    During trials, all patients are closely monitored and followed by the clinical care team.  In some types of trials, patients are not expected to gain any direct benefit, but the information gathered can add to our knowledge and might help similar patients in the future.  

    Veterinary clinical trials also carry some risks.  These include the possibility that the new treatment is not better or perhaps even worse than the current standard of care or unexpected side effects from the treatment.  Pet owners are provided a thorough description of the clinical trial’s potential benefits and risk prior to enrolling their pet in the trial.

  • How Veterinary Clinical Trials Protect Patients

    Patient safety is a priority in any veterinary clinical trial.  The protocol for any trial is reviewed and approved by the University’s Institutional Animal Care and Use Committee.  Any veterinary clinical trial involving client owned pets in the Ryan Veterinary Hospital is also reviewed and approved by the hospital’s Privately Owned Animal Protocol Committee.  

    Prospective pet owners are provided with an informed consent form, which outlines and describes the study’s purpose, duration, procedures, financial arrangements, and potential benefits and risks.  

    Participation in a clinical trial is always voluntary.  As such, pet owners have the right to withdraw their pet from the trial at any time and for any reason.

  • Different Trial Types

    There are many different types of veterinary clinical trials. Some are very short with participation lasting for just one veterinary visit. Others might involve several months or years of follow up time. Some trials involve dividing participating patients into two or more groups, each receiving different treatments that will then be compared.

    Some trials involve a method called randomization, which is used to divide patients between groups fairly. Finally, some trials purposely hide which treatments are being given to the patients from the pet owner and/or veterinarian to avoid bias.

  • Observational vs. Interventional Trials

    One way to consider the different types of veterinary clinical trials is to divide them on the basis of whether or not participating patients receive a treatment, drug, or procedure as part of the study plan. Those studies that simply observe patients and gather information either at a single or multiple time point are termed “observational”. In this type of study, results are commonly used to gain more understanding about a disease process or to improve the way the disease is diagnosed or monitored. Types of Clinical Trials

    Patients in observational studies typically are not expected to personally gain from participating, but help contribute to scientific knowledge that could help future patients. The second main type of clinical trial looks to test whether or not a new drug or treatment is better than what is currently being used. These “interventional” trials typically monitor participants over a period of time. Many, but not all, interventional trials divide patients into two or more groups for comparison. Some patients receive the new treatment, while others receive standard care. Thus, it is possible that patients in interventional trials will not receive the new therapy being tested..

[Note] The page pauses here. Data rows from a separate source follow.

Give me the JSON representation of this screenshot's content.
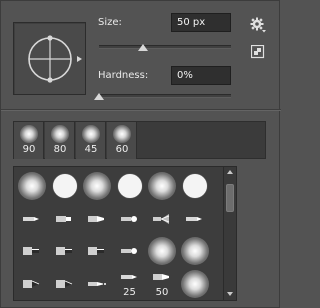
{
  "brush_panel": {
    "preview_icon": "brush-tip-crosshair-icon",
    "size": {
      "label": "Size:",
      "value": "50 px",
      "slider_fraction": 0.33
    },
    "hardness": {
      "label": "Hardness:",
      "value": "0%",
      "slider_fraction": 0.0
    },
    "settings_icon": "gear-icon",
    "new_preset_icon": "new-preset-icon"
  },
  "recent_brushes": [
    {
      "size_label": "90",
      "icon": "soft-round-brush-icon"
    },
    {
      "size_label": "80",
      "icon": "soft-round-brush-icon"
    },
    {
      "size_label": "45",
      "icon": "soft-round-brush-icon"
    },
    {
      "size_label": "60",
      "icon": "soft-round-brush-icon"
    }
  ],
  "brush_grid": {
    "rows": [
      [
        {
          "icon": "soft-round-brush-icon",
          "label": ""
        },
        {
          "icon": "hard-round-brush-icon",
          "label": ""
        },
        {
          "icon": "soft-round-brush-icon",
          "label": ""
        },
        {
          "icon": "hard-round-brush-icon",
          "label": ""
        },
        {
          "icon": "soft-round-brush-icon",
          "label": ""
        },
        {
          "icon": "hard-round-brush-icon",
          "label": ""
        }
      ],
      [
        {
          "icon": "pencil-tip-brush-icon",
          "label": ""
        },
        {
          "icon": "marker-tip-brush-icon",
          "label": ""
        },
        {
          "icon": "chisel-tip-brush-icon",
          "label": ""
        },
        {
          "icon": "round-tip-brush-icon",
          "label": ""
        },
        {
          "icon": "fan-brush-icon",
          "label": ""
        },
        {
          "icon": "pencil-tip-brush-icon",
          "label": ""
        }
      ],
      [
        {
          "icon": "flat-tip-brush-icon",
          "label": ""
        },
        {
          "icon": "flat-tip-brush-icon",
          "label": ""
        },
        {
          "icon": "flat-tip-brush-icon",
          "label": ""
        },
        {
          "icon": "round-tip-brush-icon",
          "label": ""
        },
        {
          "icon": "soft-round-brush-icon",
          "label": ""
        },
        {
          "icon": "soft-round-brush-icon",
          "label": ""
        }
      ],
      [
        {
          "icon": "angled-tip-brush-icon",
          "label": ""
        },
        {
          "icon": "angled-tip-brush-icon",
          "label": ""
        },
        {
          "icon": "airbrush-tip-brush-icon",
          "label": ""
        },
        {
          "icon": "pencil-tip-brush-icon",
          "label": "25"
        },
        {
          "icon": "chisel-tip-brush-icon",
          "label": "50"
        },
        {
          "icon": "soft-round-brush-icon",
          "label": ""
        }
      ]
    ]
  },
  "colors": {
    "panel_bg": "#535353",
    "field_bg": "#2f2f2f",
    "grid_bg": "#3d3d3d",
    "text": "#eaeaea"
  }
}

  • Randomization and Masking (Blinding) in Veterinary Clinical Trials

    Interventional trials often assign participating patients into groups of patients that do and do not receive the trial treatment. In order to avoid bias and produce reliable results, the process by which assignment to either of these groups is often done at random. This means that patients are assigned to a treatment group by chance, rather than by choice. Typically, the trial uses a computer program to make the group assignment.

    Masking or blinding refers to not telling either the pet owner, veterinarian, or both which treatment the participating pet is receiving. Masking, like randomization, helps reduce bias. Veterinary clinical trials that use randomization or masking have procedures for quickly showing this information in the event of emergencies or if safety issues arise.